I spent a weekend in Seaside, the emblematic small beach town that launched a thousand traditional neighborhood developments. Seaside is now more than thirty years old and looks it—in a good way. It is not merely a question of mature landscaping and weathered materials, but also of the indefinable small adjustments that take place when a place grows into itself. Unexpected things have happened, of course, not least a real estate bonanza. At Seaside, modest wood-frame houses on small lots regularly go for well over a million dollars. A beachside house designed by the late Aldo Rossi—nothing spectacular—is on the market for $11 million. And the town center is a runaway commercial success; it was crowded with people on a Sunday in November, which is not the high season in this part of Florida.

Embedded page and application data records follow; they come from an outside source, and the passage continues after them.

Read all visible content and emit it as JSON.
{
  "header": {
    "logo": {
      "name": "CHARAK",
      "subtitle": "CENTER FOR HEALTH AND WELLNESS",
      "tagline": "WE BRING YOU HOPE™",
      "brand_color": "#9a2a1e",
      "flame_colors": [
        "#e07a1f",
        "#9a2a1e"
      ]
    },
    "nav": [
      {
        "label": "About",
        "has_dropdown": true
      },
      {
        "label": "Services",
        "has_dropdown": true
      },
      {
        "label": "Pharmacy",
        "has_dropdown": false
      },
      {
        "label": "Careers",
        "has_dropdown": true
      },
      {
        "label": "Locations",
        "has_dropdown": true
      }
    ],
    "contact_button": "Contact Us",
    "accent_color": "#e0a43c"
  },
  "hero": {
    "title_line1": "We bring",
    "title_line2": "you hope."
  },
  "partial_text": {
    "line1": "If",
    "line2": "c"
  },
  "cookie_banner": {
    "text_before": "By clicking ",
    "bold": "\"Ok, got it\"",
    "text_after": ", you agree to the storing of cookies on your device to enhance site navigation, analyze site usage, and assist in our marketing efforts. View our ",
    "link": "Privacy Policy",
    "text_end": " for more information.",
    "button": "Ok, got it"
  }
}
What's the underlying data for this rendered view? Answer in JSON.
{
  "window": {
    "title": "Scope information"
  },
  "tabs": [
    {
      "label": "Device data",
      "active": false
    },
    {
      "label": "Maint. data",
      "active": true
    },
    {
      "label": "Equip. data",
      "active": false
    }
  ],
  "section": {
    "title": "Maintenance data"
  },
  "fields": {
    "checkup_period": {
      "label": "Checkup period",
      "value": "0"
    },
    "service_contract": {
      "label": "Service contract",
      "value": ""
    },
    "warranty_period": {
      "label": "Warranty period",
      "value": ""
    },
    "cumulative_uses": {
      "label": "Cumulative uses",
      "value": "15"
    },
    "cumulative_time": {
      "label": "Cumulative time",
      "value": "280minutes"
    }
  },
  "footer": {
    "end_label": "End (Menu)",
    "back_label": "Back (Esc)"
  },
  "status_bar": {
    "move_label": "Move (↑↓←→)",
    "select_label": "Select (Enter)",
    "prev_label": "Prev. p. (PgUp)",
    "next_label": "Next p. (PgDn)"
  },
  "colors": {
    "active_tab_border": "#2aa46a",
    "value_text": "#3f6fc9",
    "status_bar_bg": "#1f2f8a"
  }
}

The architectural influence of Seaside is visible up and down Route 30A, the coastal highway, in houses, roadside eateries, even strip malls. There are also second generation Seaside-type resort developments such as WaterColor, Rosemary Beach and Alys Beach. They make an interesting comparison. WaterColor is a commercialized, scaled-up, mainstream version of Seaside. Both WaterColor and Seaside are riffs on a homegrown Southern vernacular: shady porches, shuttered windows, tin roofs. Think Thornton Wilder, Norman Rockwell, and Frank Capra. Rosemary Beach and Alys Beach, on the other hand, are spicier mixtures. Rosemary Beach is part Caribbean and—weirdly—part Bavarian, with rustic woodwork and steep roofs. Alys Beach is a combination Mediterranean village, Moorish coastal town, with a dash of Casablanca. Stucco walls, patterned tiles, wooden screens, hidden courtyards with trickling fountains. What started in Seaside as an earnest search for roots has turned into a fusion of exotic images that have little to do with a “sense of place,” or, at least with a sense of this actual place. That is unexpected, too.